George Bush, Skull and Bones, the CIA and Illicit Drug Operations

Skull and Bones is an undergraduate senior or secret society at Yale University, New Haven, Connecticut. It is the oldest senior class “landed society” at Yale.

The society’s alumni organization, which owns the society’s real property and oversees the organization, is the Russell Trust Association, named for William Huntington Russell,[1] who co-founded Skull and Bones with classmate Alphonso Taft. The Russell Trust was founded by Russell and Daniel Coit Gilman, member of Skull and Bones and later president of the University of California, first president of Johns Hopkins University, and the founding president of the Carnegie Institution.

The society is known informally as “Bones”, and members are known as “Bonesmen”.

Among prominent alumni are former President and Supreme Court Justice William Howard Taft (son of a founder of the society); former Presidents George H. W. Bush and his son, George W. Bush; Supreme Court Justice Potter Stewart; James Jesus Angleton, “mother of the Central Intelligence Agency”; Henry Stimson, U.S. Secretary of War (1940-1945); and United States Secretary of Defense, Robert A. Lovett, who directed the Korean War.

Senator John Kerry; Stephen A. Schwarzman, founder of Blackstone; Austan Goolsbee, Chairman of President Obama’s Council of Economic Advisers; Harold Stanley, co-founder of Morgan Stanley; and Frederick W. Smith, founder of Fedex, are all reported to be members.

Skull & Bones is a regular feature in many conspiracy theories, which claim that the society plays a role in a global conspiracy for world domination. It is true that some prominent families had one or more members as Bonesmen. The theorists such as Alexandra Robbins suggest that Skull & Bones is a branch of the Illuminati, or that Skull & Bones itself controls the Central Intelligence Agency. Others who have written about Skull & Bones were economist Antony C. Sutton, who wrote a book on the group titled America’s Secret Establishment: An Introduction to the Order of Skull & Bones. and Kris Millegan, who wrote a book on the society in 2003.

Skull and Bones has been satirized from time to time in the Doonesbury comic strips by Garry Trudeau, Yale graduate and member of Scroll and Key; especially in 1980 and December 1988, with reference to George H. W. Bush, and again at the time that the society went co-ed.

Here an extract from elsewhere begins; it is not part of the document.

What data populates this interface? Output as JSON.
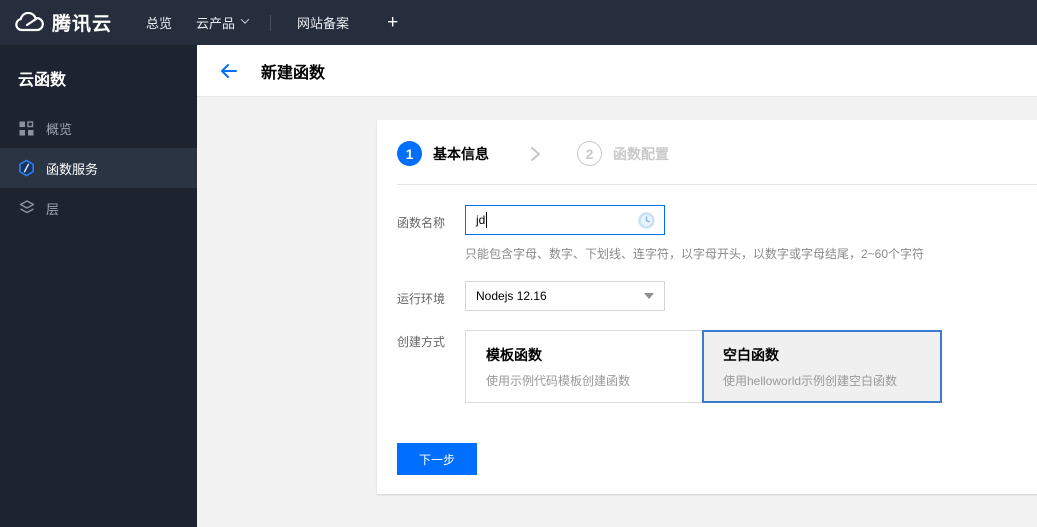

In The Simpsons, the character Montgomery Burns attended Yale and was a member of Skull and Bones.